Pacific Rim (2013) Directed by Guillermo del Toro. With Charlie Hunnam, Idris Elba, Rinko Kikuchi, Charlie Day, Burn Gorman and Ron Perlman.
I’ve read that the best way to prepare yourself for Pacific Rim, is to adopt the mindset of a twelve-year old anime enthusiast, and that not doing so will hinder your full appreciation of the layers upon which this tent-pole, summer blockbuster has been carefully crafted. The truth is, the best films don’t require us to adjust our mindset. The best films always work on their own terms, properly engaging us where it really counts.
Disappointingly, Guillermo del Toro’s film shares far too much DNA with Michael Bay’s head-bangingly awful Transformers franchise. In fairness, it doesn’t treat its female characters with the same leery contempt as Transformers, however, on nearly every other level, it is exactly the same experience.
One dimensional characters, embarrassingly awful dialogue, overemotional musical score, telegraphed plot points, cack-handed attempts at humour – a few sins that initially spring to mind. There’s nary a moment that isn’t utterly trite. The central hero of the piece is Charlie Hunnam’s cardboard cut-out of a character (Raleigh) – the kind who struts around with an unearned swagger, speaking in gravelly tones, all of which is done with about 0.00 amount of actual ‘cool’.

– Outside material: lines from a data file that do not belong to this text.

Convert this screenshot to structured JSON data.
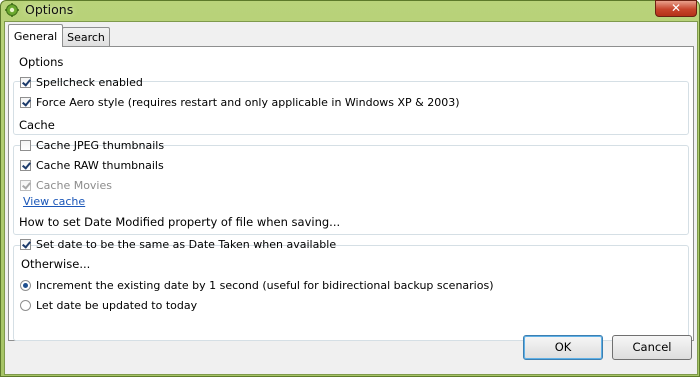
{
  "window": {
    "title": "Options",
    "close_glyph": "✕",
    "icon": "gear-icon"
  },
  "tabs": [
    {
      "label": "General"
    },
    {
      "label": "Search"
    }
  ],
  "options": {
    "title": "Options",
    "items": [
      {
        "label": "Spellcheck enabled",
        "checked": true
      },
      {
        "label": "Force Aero style (requires restart and only applicable in Windows XP & 2003)",
        "checked": true
      }
    ]
  },
  "cache": {
    "title": "Cache",
    "items": [
      {
        "label": "Cache JPEG thumbnails",
        "checked": false
      },
      {
        "label": "Cache RAW thumbnails",
        "checked": true
      },
      {
        "label": "Cache Movies",
        "checked": true,
        "disabled": true
      }
    ],
    "link": "View cache"
  },
  "date": {
    "title": "How to set Date Modified property of file when saving...",
    "checkbox": {
      "label": "Set date to be the same as Date Taken when available",
      "checked": true
    },
    "otherwise_label": "Otherwise...",
    "radios": [
      {
        "label": "Increment the existing date by 1 second (useful for bidirectional backup scenarios)",
        "selected": true
      },
      {
        "label": "Let date be updated to today",
        "selected": false
      }
    ]
  },
  "buttons": {
    "ok": "OK",
    "cancel": "Cancel"
  },
  "colors": {
    "titlebar": "#b9d37a",
    "close": "#c7452c",
    "link": "#1a56b8",
    "panel": "#ffffff",
    "dialog": "#f0f0f0"
  }
}
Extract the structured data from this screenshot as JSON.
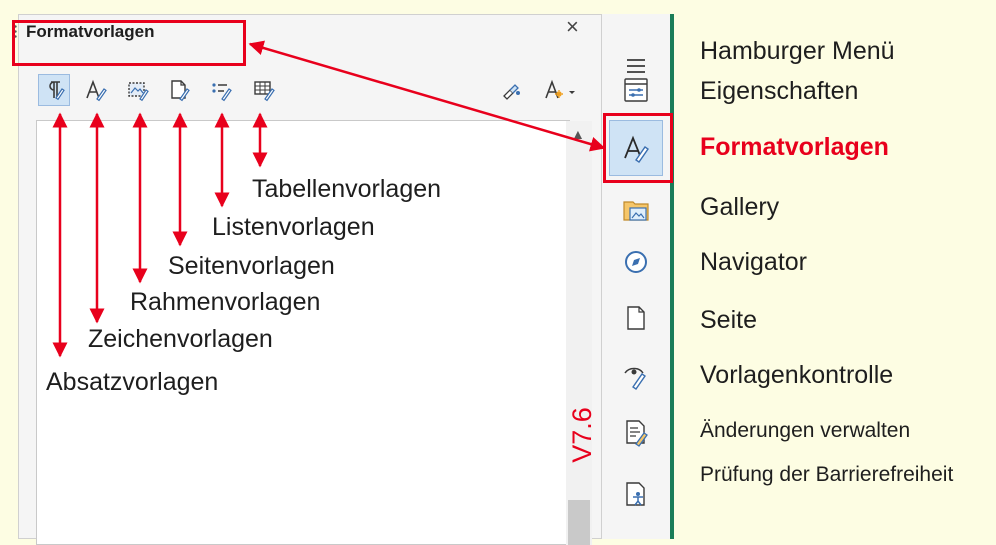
{
  "panel": {
    "title": "Formatvorlagen",
    "close_glyph": "×",
    "menu_glyph": "≡",
    "version_label": "V7.6",
    "toolbar_buttons": [
      {
        "name": "paragraph-styles-icon",
        "active": true
      },
      {
        "name": "character-styles-icon",
        "active": false
      },
      {
        "name": "frame-styles-icon",
        "active": false
      },
      {
        "name": "page-styles-icon",
        "active": false
      },
      {
        "name": "list-styles-icon",
        "active": false
      },
      {
        "name": "table-styles-icon",
        "active": false
      }
    ],
    "toolbar_right": [
      {
        "name": "fill-format-mode-icon"
      },
      {
        "name": "style-actions-icon"
      }
    ]
  },
  "annotations": [
    "Tabellenvorlagen",
    "Listenvorlagen",
    "Seitenvorlagen",
    "Rahmenvorlagen",
    "Zeichenvorlagen",
    "Absatzvorlagen"
  ],
  "tabs": [
    {
      "label": "Hamburger Menü",
      "icon": "hamburger-menu-icon"
    },
    {
      "label": "Eigenschaften",
      "icon": "properties-icon"
    },
    {
      "label": "Formatvorlagen",
      "icon": "styles-icon",
      "active": true
    },
    {
      "label": "Gallery",
      "icon": "gallery-icon"
    },
    {
      "label": "Navigator",
      "icon": "navigator-icon"
    },
    {
      "label": "Seite",
      "icon": "page-icon"
    },
    {
      "label": "Vorlagenkontrolle",
      "icon": "style-inspector-icon"
    },
    {
      "label": "Änderungen verwalten",
      "icon": "manage-changes-icon"
    },
    {
      "label": "Prüfung der Barrierefreiheit",
      "icon": "accessibility-check-icon"
    }
  ],
  "colors": {
    "background": "#fdfde3",
    "highlight": "#e8001c",
    "accent_border": "#1a7d58",
    "active_button": "#cfe3f5"
  }
}
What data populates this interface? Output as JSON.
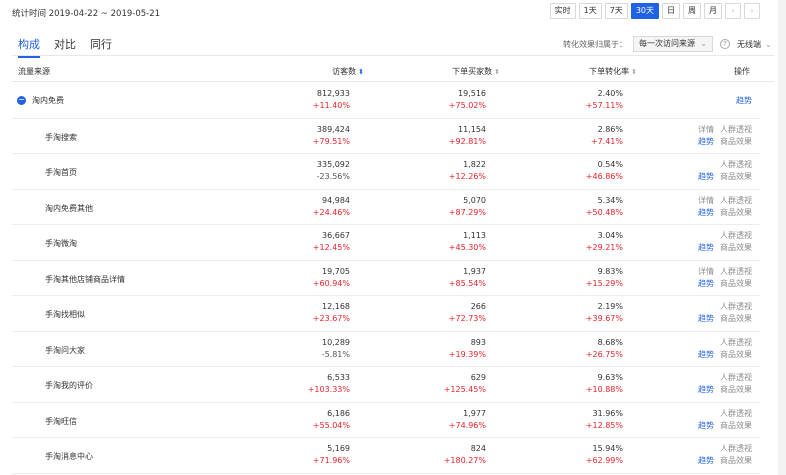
{
  "header": {
    "date_range": "统计时间 2019-04-22 ~ 2019-05-21",
    "periods": [
      {
        "label": "实时",
        "active": false
      },
      {
        "label": "1天",
        "active": false
      },
      {
        "label": "7天",
        "active": false
      },
      {
        "label": "30天",
        "active": true
      },
      {
        "label": "日",
        "active": false
      },
      {
        "label": "周",
        "active": false
      },
      {
        "label": "月",
        "active": false
      }
    ],
    "prev_icon": "chevron-left-icon",
    "next_icon": "chevron-right-icon"
  },
  "tabs": [
    {
      "label": "构成",
      "active": true
    },
    {
      "label": "对比",
      "active": false
    },
    {
      "label": "同行",
      "active": false
    }
  ],
  "attribution": {
    "label": "转化效果归属于：",
    "selected": "每一次访问来源",
    "help_icon": "question-circle-icon",
    "device": "无线端"
  },
  "columns": {
    "source": "流量来源",
    "visitors": "访客数",
    "buyers": "下单买家数",
    "conv": "下单转化率",
    "ops": "操作"
  },
  "colors": {
    "accent": "#2062e6",
    "up": "#e8232b"
  },
  "rows": [
    {
      "name": "淘内免费",
      "level": "parent",
      "visitors": "812,933",
      "visitors_chg": "+11.40%",
      "buyers": "19,516",
      "buyers_chg": "+75.02%",
      "conv": "2.40%",
      "conv_chg": "+57.11%",
      "trend": "趋势"
    },
    {
      "name": "手淘搜索",
      "level": "child",
      "visitors": "389,424",
      "visitors_chg": "+79.51%",
      "buyers": "11,154",
      "buyers_chg": "+92.81%",
      "conv": "2.86%",
      "conv_chg": "+7.41%",
      "detail": "详情",
      "crowd": "人群透视",
      "trend": "趋势",
      "goods": "商品效果"
    },
    {
      "name": "手淘首页",
      "level": "child",
      "visitors": "335,092",
      "visitors_chg": "-23.56%",
      "buyers": "1,822",
      "buyers_chg": "+12.26%",
      "conv": "0.54%",
      "conv_chg": "+46.86%",
      "crowd": "人群透视",
      "trend": "趋势",
      "goods": "商品效果"
    },
    {
      "name": "淘内免费其他",
      "level": "child",
      "visitors": "94,984",
      "visitors_chg": "+24.46%",
      "buyers": "5,070",
      "buyers_chg": "+87.29%",
      "conv": "5.34%",
      "conv_chg": "+50.48%",
      "detail": "详情",
      "crowd": "人群透视",
      "trend": "趋势",
      "goods": "商品效果"
    },
    {
      "name": "手淘微淘",
      "level": "child",
      "visitors": "36,667",
      "visitors_chg": "+12.45%",
      "buyers": "1,113",
      "buyers_chg": "+45.30%",
      "conv": "3.04%",
      "conv_chg": "+29.21%",
      "crowd": "人群透视",
      "trend": "趋势",
      "goods": "商品效果"
    },
    {
      "name": "手淘其他店铺商品详情",
      "level": "child",
      "visitors": "19,705",
      "visitors_chg": "+60.94%",
      "buyers": "1,937",
      "buyers_chg": "+85.54%",
      "conv": "9.83%",
      "conv_chg": "+15.29%",
      "detail": "详情",
      "crowd": "人群透视",
      "trend": "趋势",
      "goods": "商品效果"
    },
    {
      "name": "手淘找相似",
      "level": "child",
      "visitors": "12,168",
      "visitors_chg": "+23.67%",
      "buyers": "266",
      "buyers_chg": "+72.73%",
      "conv": "2.19%",
      "conv_chg": "+39.67%",
      "crowd": "人群透视",
      "trend": "趋势",
      "goods": "商品效果"
    },
    {
      "name": "手淘问大家",
      "level": "child",
      "visitors": "10,289",
      "visitors_chg": "-5.81%",
      "buyers": "893",
      "buyers_chg": "+19.39%",
      "conv": "8.68%",
      "conv_chg": "+26.75%",
      "crowd": "人群透视",
      "trend": "趋势",
      "goods": "商品效果"
    },
    {
      "name": "手淘我的评价",
      "level": "child",
      "visitors": "6,533",
      "visitors_chg": "+103.33%",
      "buyers": "629",
      "buyers_chg": "+125.45%",
      "conv": "9.63%",
      "conv_chg": "+10.88%",
      "crowd": "人群透视",
      "trend": "趋势",
      "goods": "商品效果"
    },
    {
      "name": "手淘旺信",
      "level": "child",
      "visitors": "6,186",
      "visitors_chg": "+55.04%",
      "buyers": "1,977",
      "buyers_chg": "+74.96%",
      "conv": "31.96%",
      "conv_chg": "+12.85%",
      "crowd": "人群透视",
      "trend": "趋势",
      "goods": "商品效果"
    },
    {
      "name": "手淘消息中心",
      "level": "child",
      "visitors": "5,169",
      "visitors_chg": "+71.96%",
      "buyers": "824",
      "buyers_chg": "+180.27%",
      "conv": "15.94%",
      "conv_chg": "+62.99%",
      "crowd": "人群透视",
      "trend": "趋势",
      "goods": "商品效果"
    }
  ]
}
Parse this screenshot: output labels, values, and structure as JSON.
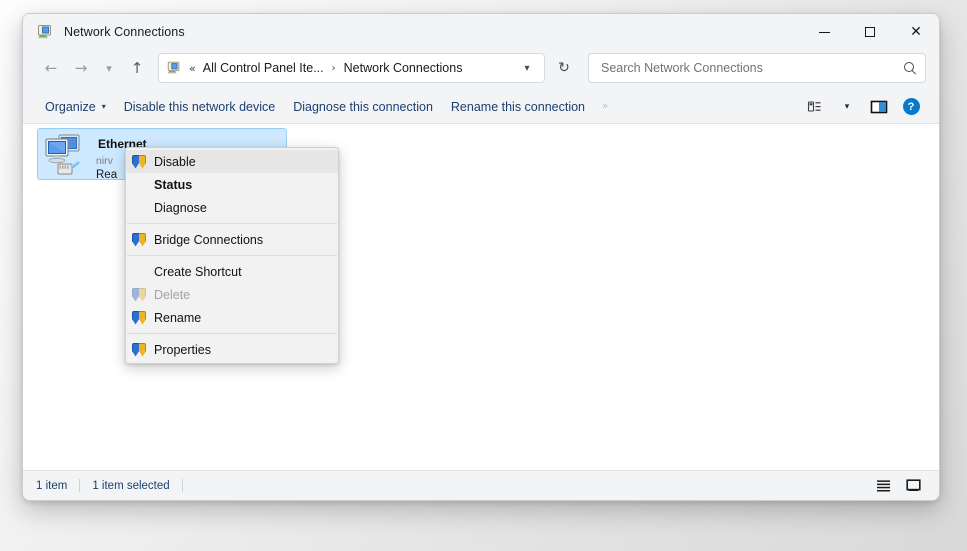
{
  "window": {
    "title": "Network Connections",
    "title_icon": "network-connections-icon",
    "caption": {
      "minimize_label": "Minimize",
      "maximize_label": "Maximize",
      "close_label": "Close"
    }
  },
  "nav": {
    "back_label": "Back",
    "forward_label": "Forward",
    "recent_label": "Recent locations",
    "up_label": "Up",
    "refresh_label": "Refresh",
    "address": {
      "overflow_chevron": "«",
      "crumbs": [
        "All Control Panel Ite...",
        "Network Connections"
      ],
      "separator": "›",
      "dropdown_caret": "⌄"
    },
    "search": {
      "placeholder": "Search Network Connections",
      "value": "",
      "icon": "search-icon"
    }
  },
  "commandbar": {
    "organize": "Organize",
    "organize_caret": "▾",
    "disable_device": "Disable this network device",
    "diagnose_connection": "Diagnose this connection",
    "rename_connection": "Rename this connection",
    "overflow": "»",
    "view_caret": "▾",
    "help_glyph": "?",
    "view_label": "Change your view",
    "preview_label": "Show the preview pane",
    "help_label": "Help"
  },
  "connection": {
    "name": "Ethernet",
    "network": "nirv",
    "adapter": "Rea",
    "icon": "ethernet-adapter-icon",
    "selected": true
  },
  "context_menu": {
    "items": [
      {
        "label": "Disable",
        "shield": true,
        "bold": false,
        "disabled": false,
        "hover": true
      },
      {
        "label": "Status",
        "shield": false,
        "bold": true,
        "disabled": false,
        "hover": false
      },
      {
        "label": "Diagnose",
        "shield": false,
        "bold": false,
        "disabled": false,
        "hover": false
      },
      {
        "label": "Bridge Connections",
        "shield": true,
        "bold": false,
        "disabled": false,
        "hover": false
      },
      {
        "label": "Create Shortcut",
        "shield": false,
        "bold": false,
        "disabled": false,
        "hover": false
      },
      {
        "label": "Delete",
        "shield": true,
        "bold": false,
        "disabled": true,
        "hover": false
      },
      {
        "label": "Rename",
        "shield": true,
        "bold": false,
        "disabled": false,
        "hover": false
      },
      {
        "label": "Properties",
        "shield": true,
        "bold": false,
        "disabled": false,
        "hover": false
      }
    ],
    "separator_after": [
      2,
      3,
      6
    ]
  },
  "statusbar": {
    "item_count": "1 item",
    "selection": "1 item selected",
    "details_view_label": "Details view",
    "large_icons_view_label": "Large icons view"
  },
  "colors": {
    "accent": "#0a7ac7",
    "command_text": "#1d3f6e",
    "selection_bg": "#cde8ff",
    "selection_border": "#99ccf3",
    "chrome_bg": "#f3f4f6",
    "shield_blue": "#2b6fd4",
    "shield_gold": "#f0b323"
  }
}
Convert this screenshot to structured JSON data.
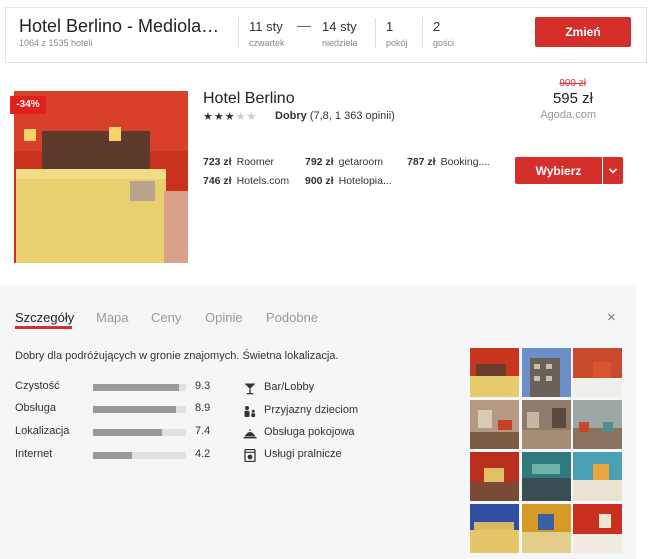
{
  "search": {
    "hotel_title": "Hotel Berlino - Mediola…",
    "result_count": "1064 z 1535 hoteli",
    "checkin_date": "11 sty",
    "checkin_day": "czwartek",
    "dash": "—",
    "checkout_date": "14 sty",
    "checkout_day": "niedziela",
    "rooms_value": "1",
    "rooms_label": "pokój",
    "guests_value": "2",
    "guests_label": "gości",
    "change_label": "Zmień"
  },
  "hotel": {
    "discount": "-34%",
    "name": "Hotel Berlino",
    "stars_filled": 3,
    "stars_total": 5,
    "rating_word": "Dobry",
    "rating_detail": "(7,8, 1 363 opinii)",
    "old_price": "900 zł",
    "price": "595 zł",
    "price_source": "Agoda.com",
    "select_label": "Wybierz",
    "offers": [
      {
        "price": "723 zł",
        "site": "Roomer"
      },
      {
        "price": "792 zł",
        "site": "getaroom"
      },
      {
        "price": "787 zł",
        "site": "Booking...."
      },
      {
        "price": "746 zł",
        "site": "Hotels.com"
      },
      {
        "price": "900 zł",
        "site": "Hotelopia..."
      }
    ]
  },
  "details": {
    "tabs": [
      "Szczegóły",
      "Mapa",
      "Ceny",
      "Opinie",
      "Podobne"
    ],
    "active_tab": "Szczegóły",
    "close_glyph": "×",
    "summary": "Dobry dla podróżujących w gronie znajomych. Świetna lokalizacja.",
    "scores": [
      {
        "label": "Czystość",
        "value": "9.3",
        "fraction": 0.93
      },
      {
        "label": "Obsługa",
        "value": "8.9",
        "fraction": 0.89
      },
      {
        "label": "Lokalizacja",
        "value": "7.4",
        "fraction": 0.74
      },
      {
        "label": "Internet",
        "value": "4.2",
        "fraction": 0.42
      }
    ],
    "amenities": [
      {
        "label": "Bar/Lobby",
        "icon": "cocktail-icon"
      },
      {
        "label": "Przyjazny dzieciom",
        "icon": "family-icon"
      },
      {
        "label": "Obsługa pokojowa",
        "icon": "room-service-icon"
      },
      {
        "label": "Usługi pralnicze",
        "icon": "washing-machine-icon"
      }
    ]
  },
  "colors": {
    "accent": "#d42f2a",
    "discount_badge": "#e2201e",
    "panel_bg": "#f5f6f7"
  }
}
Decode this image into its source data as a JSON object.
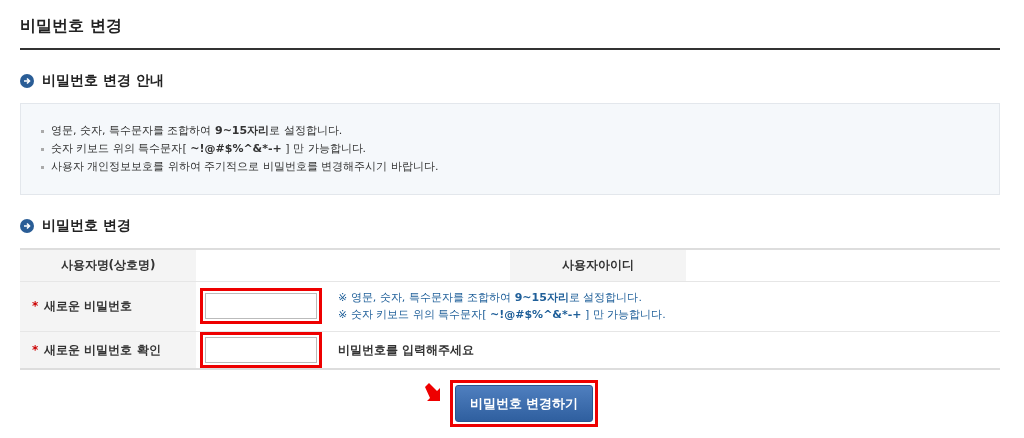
{
  "page_title": "비밀번호 변경",
  "guide": {
    "heading": "비밀번호 변경 안내",
    "items": [
      "영문, 숫자, 특수문자를 조합하여 **9~15자리**로 설정합니다.",
      "숫자 키보드 위의 특수문자[ **~!@#$%^&*-+** ] 만 가능합니다.",
      "사용자 개인정보보호를 위하여 주기적으로 비밀번호를 변경해주시기 바랍니다."
    ]
  },
  "form": {
    "heading": "비밀번호 변경",
    "info_row": [
      {
        "label": "사용자명(상호명)"
      },
      {
        "label": "사용자아이디"
      }
    ],
    "fields": [
      {
        "marker": "*",
        "label": "새로운 비밀번호",
        "highlighted": true,
        "hints": [
          "※ 영문, 숫자, 특수문자를 조합하여 **9~15자리**로 설정합니다.",
          "※ 숫자 키보드 위의 특수문자[ **~!@#$%^&*-+** ] 만 가능합니다."
        ]
      },
      {
        "marker": "*",
        "label": "새로운 비밀번호 확인",
        "highlighted": true,
        "message": "비밀번호를 입력해주세요"
      }
    ]
  },
  "submit": {
    "label": "비밀번호 변경하기",
    "highlighted": true,
    "pointer_arrow": true
  }
}
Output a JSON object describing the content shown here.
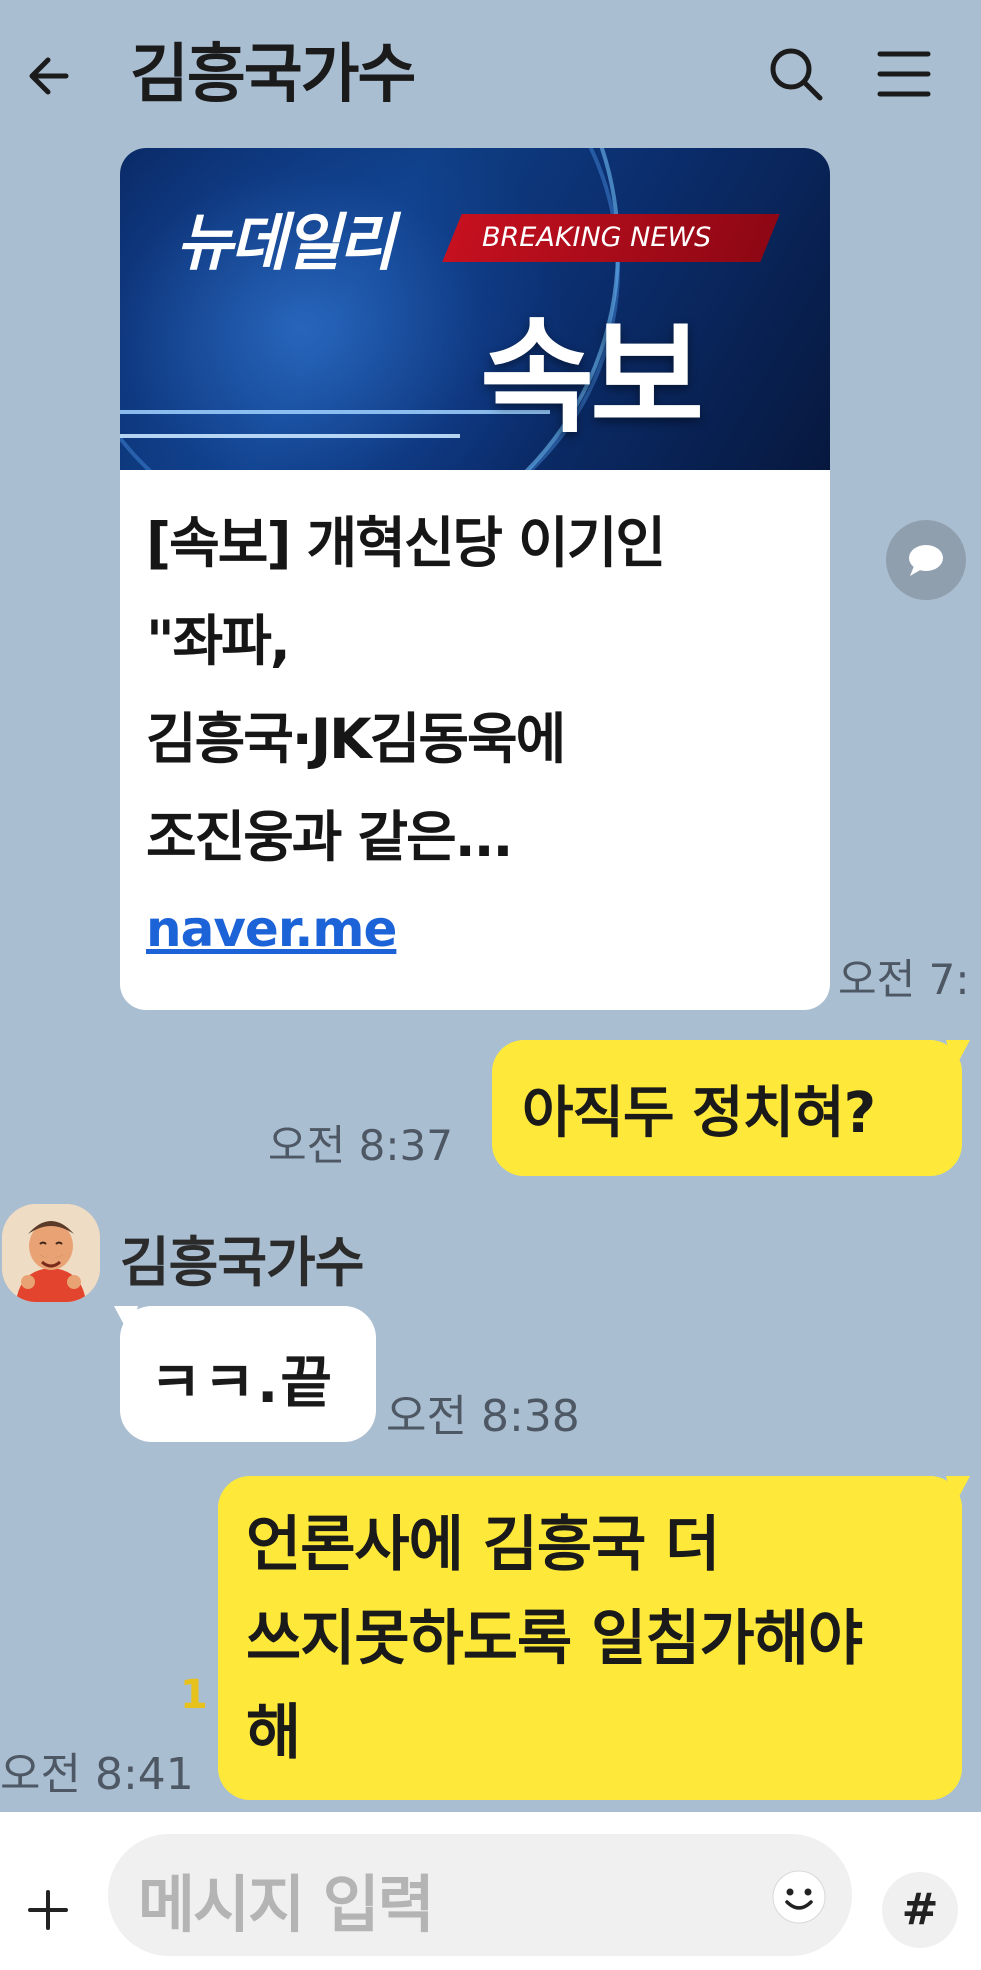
{
  "header": {
    "title": "김흥국가수"
  },
  "link_card": {
    "banner": {
      "brand": "뉴데일리",
      "breaking": "BREAKING NEWS",
      "headline": "속보"
    },
    "title_lines": [
      "[속보] 개혁신당 이기인",
      "\"좌파,",
      "김흥국·JK김동욱에",
      "조진웅과 같은..."
    ],
    "link": "naver.me",
    "time": "오전 7:"
  },
  "messages": [
    {
      "sender": "me",
      "text": "아직두 정치혀?",
      "time": "오전 8:37"
    },
    {
      "sender": "김흥국가수",
      "text": "ㅋㅋ.끝",
      "time": "오전 8:38"
    },
    {
      "sender": "me",
      "lines": [
        "언론사에 김흥국 더",
        "쓰지못하도록 일침가해야",
        "해"
      ],
      "unread": "1",
      "time": "오전 8:41"
    }
  ],
  "input": {
    "placeholder": "메시지 입력",
    "hash": "#"
  },
  "colors": {
    "background": "#aabed2",
    "my_bubble": "#fee93a",
    "other_bubble": "#ffffff",
    "link": "#1d63d8"
  }
}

It’s surprising to see a talented film maker like del Toro, taking such a huge backwards step. With Pans Labyrinth, he proved what an exciting visual artist he is. With Pacific Rim, it feels like he’s completely lost the plot. Speaking of plot, well…its probably best if we don’t bother. The shortened version; Big angry, Godzilla inspired monsters Vs human beings controlling big Optimus Prime looking, giant robot suits. Chaos.
Yes, its pure B-movie territory, but nowadays, B-movies have to be smart to earn their reputation. The kids will most likely love it , but this is yet another example of a film attempting to bludgeon us into submission with big, overloaded special effects sequences. Devotees of the film might insist we’ve all missed the point, somewhere, and anyone who enjoyed Pans Labyrinth might be forgiven for trying a little harder to understand what del Toro was trying to accomplish here. I’m one of those people, I’m still trying to figure it out. 2/5